I was talking with a friend the other day about negotiating a deal and I had a few pieces of advice:
- Always go into the deal with the ability to walk away. Always.
- Set an absolute minimum in advance of negotiations and use that as a private lens during the process
- Put yourself is the shoes of the person on the other side of the negotiation and think about concessions or points that they are interested in and how those might stack up to your interests
- There was a much better tree control with drag and drop available for jQuery
- jQuery’s syntax is more Ruby-like
- jQuery’s UI library is more mature now (it’s similar to Scriptaculous)
After lots of researching and testing we’ve decided to make the switch. So far so good…

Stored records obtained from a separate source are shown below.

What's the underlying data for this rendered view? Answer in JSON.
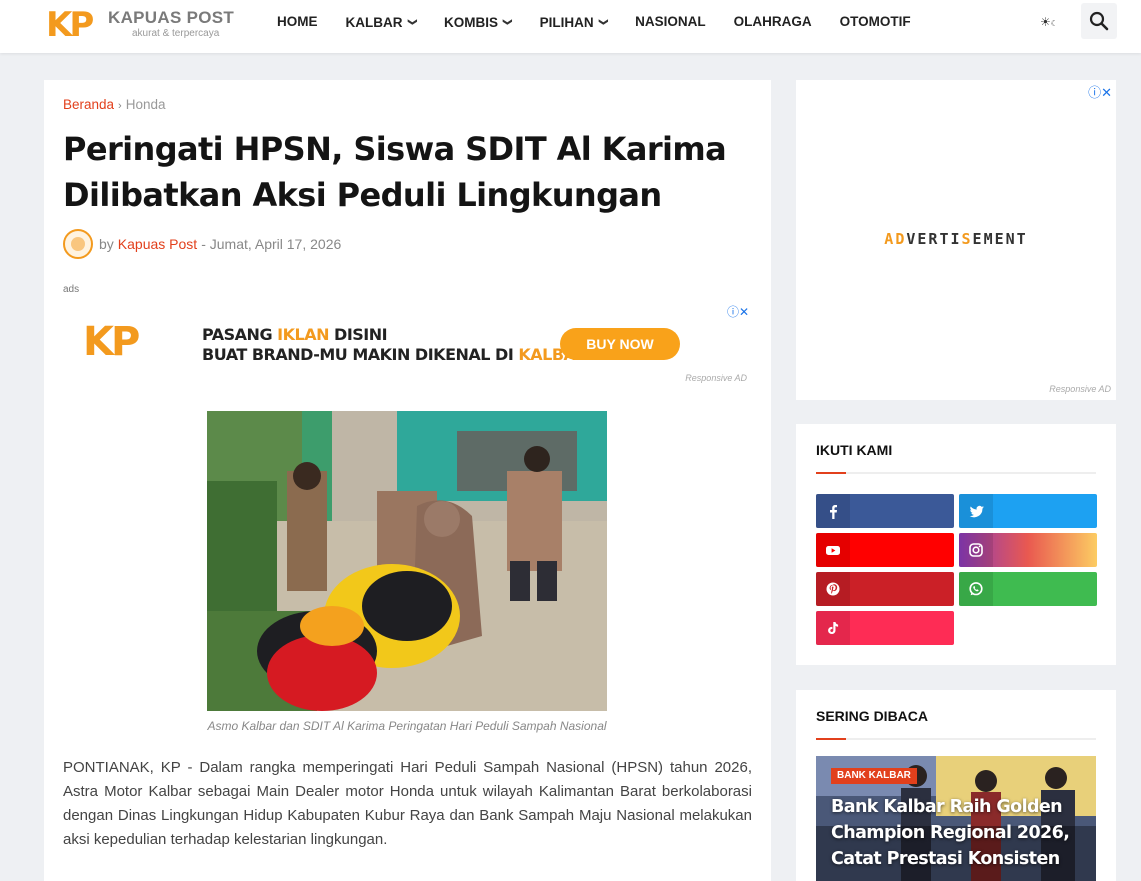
{
  "header": {
    "logo_mark": "KP",
    "logo_name": "KAPUAS POST",
    "logo_tagline": "akurat & terpercaya",
    "nav": [
      {
        "label": "HOME",
        "dropdown": false
      },
      {
        "label": "KALBAR",
        "dropdown": true
      },
      {
        "label": "KOMBIS",
        "dropdown": true
      },
      {
        "label": "PILIHAN",
        "dropdown": true
      },
      {
        "label": "NASIONAL",
        "dropdown": false
      },
      {
        "label": "OLAHRAGA",
        "dropdown": false
      },
      {
        "label": "OTOMOTIF",
        "dropdown": false
      }
    ],
    "theme_toggle": "☀",
    "search_icon": "search-icon"
  },
  "article": {
    "breadcrumb_home": "Beranda",
    "breadcrumb_category": "Honda",
    "title": "Peringati HPSN, Siswa SDIT Al Karima Dilibatkan Aksi Peduli Lingkungan",
    "by": "by",
    "author": "Kapuas Post",
    "date": "- Jumat, April 17, 2026",
    "ads_label": "ads",
    "ad": {
      "mark": "KP",
      "line1_pre": "PASANG ",
      "line1_hl": "IKLAN",
      "line1_post": " DISINI",
      "line2_pre": "BUAT BRAND-MU MAKIN DIKENAL DI ",
      "line2_hl": "KALBAR",
      "button": "BUY NOW",
      "responsive": "Responsive AD",
      "adchoice": "ⓘ✕"
    },
    "caption": "Asmo Kalbar dan SDIT Al Karima Peringatan Hari Peduli Sampah Nasional",
    "body": "PONTIANAK, KP - Dalam rangka memperingati Hari Peduli Sampah Nasional (HPSN) tahun 2026, Astra Motor Kalbar sebagai Main Dealer motor Honda untuk wilayah Kalimantan Barat berkolaborasi dengan Dinas Lingkungan Hidup Kabupaten Kubur Raya dan Bank Sampah Maju Nasional melakukan aksi kepedulian terhadap kelestarian lingkungan."
  },
  "sidebar": {
    "ad": {
      "adchoice": "ⓘ✕",
      "text_parts": [
        {
          "t": "A",
          "o": true
        },
        {
          "t": "D",
          "o": true
        },
        {
          "t": "VERTI",
          "o": false
        },
        {
          "t": "S",
          "o": true
        },
        {
          "t": "EMENT",
          "o": false
        }
      ],
      "responsive": "Responsive AD"
    },
    "follow_title": "IKUTI KAMI",
    "socials": [
      {
        "name": "facebook",
        "color": "#3b5998"
      },
      {
        "name": "twitter",
        "color": "#1da1f2"
      },
      {
        "name": "youtube",
        "color": "#ff0000"
      },
      {
        "name": "instagram",
        "color": "#c13584"
      },
      {
        "name": "pinterest",
        "color": "#cb2027"
      },
      {
        "name": "whatsapp",
        "color": "#3fbb50"
      },
      {
        "name": "tiktok",
        "color": "#fe2c55"
      }
    ],
    "popular_title": "SERING DIBACA",
    "popular": {
      "category": "BANK KALBAR",
      "title": "Bank Kalbar Raih Golden Champion Regional 2026, Catat Prestasi Konsisten"
    }
  },
  "colors": {
    "accent": "#e2401c",
    "brand": "#f39a1e"
  }
}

I joined the Entrepreneurs’ Organization (EO) three months ago and I have nothing but great things to say about it. According to the EO website, EO is:
The Entrepreneurs’ Organization (EO) is a global network of business owners, all of whom run companies that exceed US$1M in annual revenue. We engage leading entrepreneurs to learn and grow through executive education and other tools for business owners.

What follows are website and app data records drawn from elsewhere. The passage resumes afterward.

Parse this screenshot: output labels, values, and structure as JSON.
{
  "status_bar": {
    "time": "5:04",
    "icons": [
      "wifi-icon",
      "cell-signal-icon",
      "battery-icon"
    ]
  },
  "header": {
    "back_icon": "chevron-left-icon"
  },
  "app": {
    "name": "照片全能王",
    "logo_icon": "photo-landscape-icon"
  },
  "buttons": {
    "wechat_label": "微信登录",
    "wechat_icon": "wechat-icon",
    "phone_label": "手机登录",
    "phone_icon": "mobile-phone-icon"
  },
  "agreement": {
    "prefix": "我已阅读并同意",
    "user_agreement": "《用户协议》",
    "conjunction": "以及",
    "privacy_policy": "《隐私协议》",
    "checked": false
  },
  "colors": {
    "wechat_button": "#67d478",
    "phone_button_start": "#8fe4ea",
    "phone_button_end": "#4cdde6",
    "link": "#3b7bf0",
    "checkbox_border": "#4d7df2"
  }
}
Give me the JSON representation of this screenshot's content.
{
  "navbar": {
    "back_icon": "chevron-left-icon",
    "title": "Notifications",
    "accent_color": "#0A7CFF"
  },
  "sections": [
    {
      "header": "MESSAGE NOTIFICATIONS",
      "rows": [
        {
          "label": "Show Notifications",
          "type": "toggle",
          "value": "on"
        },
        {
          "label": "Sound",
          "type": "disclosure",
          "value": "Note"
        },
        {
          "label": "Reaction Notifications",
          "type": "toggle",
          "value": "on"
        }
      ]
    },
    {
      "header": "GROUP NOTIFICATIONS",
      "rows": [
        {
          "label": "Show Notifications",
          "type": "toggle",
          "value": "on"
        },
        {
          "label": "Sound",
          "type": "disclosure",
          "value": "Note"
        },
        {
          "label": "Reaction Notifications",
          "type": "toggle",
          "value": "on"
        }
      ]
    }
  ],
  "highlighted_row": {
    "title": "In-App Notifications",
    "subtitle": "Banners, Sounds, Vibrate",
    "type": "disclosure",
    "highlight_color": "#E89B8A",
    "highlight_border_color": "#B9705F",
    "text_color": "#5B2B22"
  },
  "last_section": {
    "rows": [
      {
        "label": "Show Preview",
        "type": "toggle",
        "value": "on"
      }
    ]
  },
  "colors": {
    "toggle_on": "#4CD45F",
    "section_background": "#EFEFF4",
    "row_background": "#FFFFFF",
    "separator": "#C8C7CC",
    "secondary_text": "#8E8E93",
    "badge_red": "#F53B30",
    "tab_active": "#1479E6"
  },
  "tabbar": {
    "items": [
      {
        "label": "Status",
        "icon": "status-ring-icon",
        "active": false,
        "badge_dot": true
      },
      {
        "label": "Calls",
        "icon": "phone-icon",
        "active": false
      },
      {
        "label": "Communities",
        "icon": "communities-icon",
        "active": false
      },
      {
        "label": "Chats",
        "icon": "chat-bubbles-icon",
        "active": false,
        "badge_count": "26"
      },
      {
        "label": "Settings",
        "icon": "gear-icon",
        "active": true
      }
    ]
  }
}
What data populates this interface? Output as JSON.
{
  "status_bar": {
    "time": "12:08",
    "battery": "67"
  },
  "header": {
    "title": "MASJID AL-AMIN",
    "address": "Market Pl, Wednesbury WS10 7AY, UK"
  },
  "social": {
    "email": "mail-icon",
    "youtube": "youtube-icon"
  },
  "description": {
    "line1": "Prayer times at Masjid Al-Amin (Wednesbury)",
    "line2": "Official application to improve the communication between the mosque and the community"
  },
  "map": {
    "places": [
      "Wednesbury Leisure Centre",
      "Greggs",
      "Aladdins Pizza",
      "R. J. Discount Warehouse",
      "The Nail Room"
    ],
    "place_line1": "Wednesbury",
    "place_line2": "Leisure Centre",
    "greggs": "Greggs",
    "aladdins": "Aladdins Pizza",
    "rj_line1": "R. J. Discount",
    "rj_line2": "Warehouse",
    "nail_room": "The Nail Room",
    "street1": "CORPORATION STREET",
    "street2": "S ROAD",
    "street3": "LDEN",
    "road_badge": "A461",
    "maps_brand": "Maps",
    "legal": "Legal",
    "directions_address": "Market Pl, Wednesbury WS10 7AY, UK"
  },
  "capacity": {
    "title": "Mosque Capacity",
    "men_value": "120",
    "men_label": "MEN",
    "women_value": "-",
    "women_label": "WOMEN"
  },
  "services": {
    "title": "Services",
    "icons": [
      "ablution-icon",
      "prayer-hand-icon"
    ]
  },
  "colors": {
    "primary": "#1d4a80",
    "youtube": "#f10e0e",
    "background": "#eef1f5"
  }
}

One of the most important aspects of the organization is what’s known as Forum. Forum is a group of 8 – 10 entrepreneurs that meet on a regular basis (usually monthly) and it acts as your own personal advisory board. This is an invaluable way to learn from other entrepreneurs and (hopefully) minimize potential mistakes and maximize opportunities. If you’re an entrepreneur, I recommend you look into EO.
Do your CRM, CMS, ERP, etc systems “talk” to each other? If a customer calls up do you have one interface to see their entire history? Even with the profiliferation of affordable, high-quality systems like Salesforce.com, Pardot, and Parature, most companies don’t have a way to see the history of interactions with a client from one screen. Typically, companies also have custom spreadsheets or applications where related customer information is kept, in an even more siloed fashion.
One major benefit typically found in true SaaS systems (not fake ones) is that of an open web services API (typically SOAP or REST). An open API, and a system that isn’t in your own private network (who wants to keep ports open in their Firewall?), is a good recipe for integration. More companies should invest in consolidated systems as part of a larger strategy to divest of non-core IT functions (like CRM and CMS).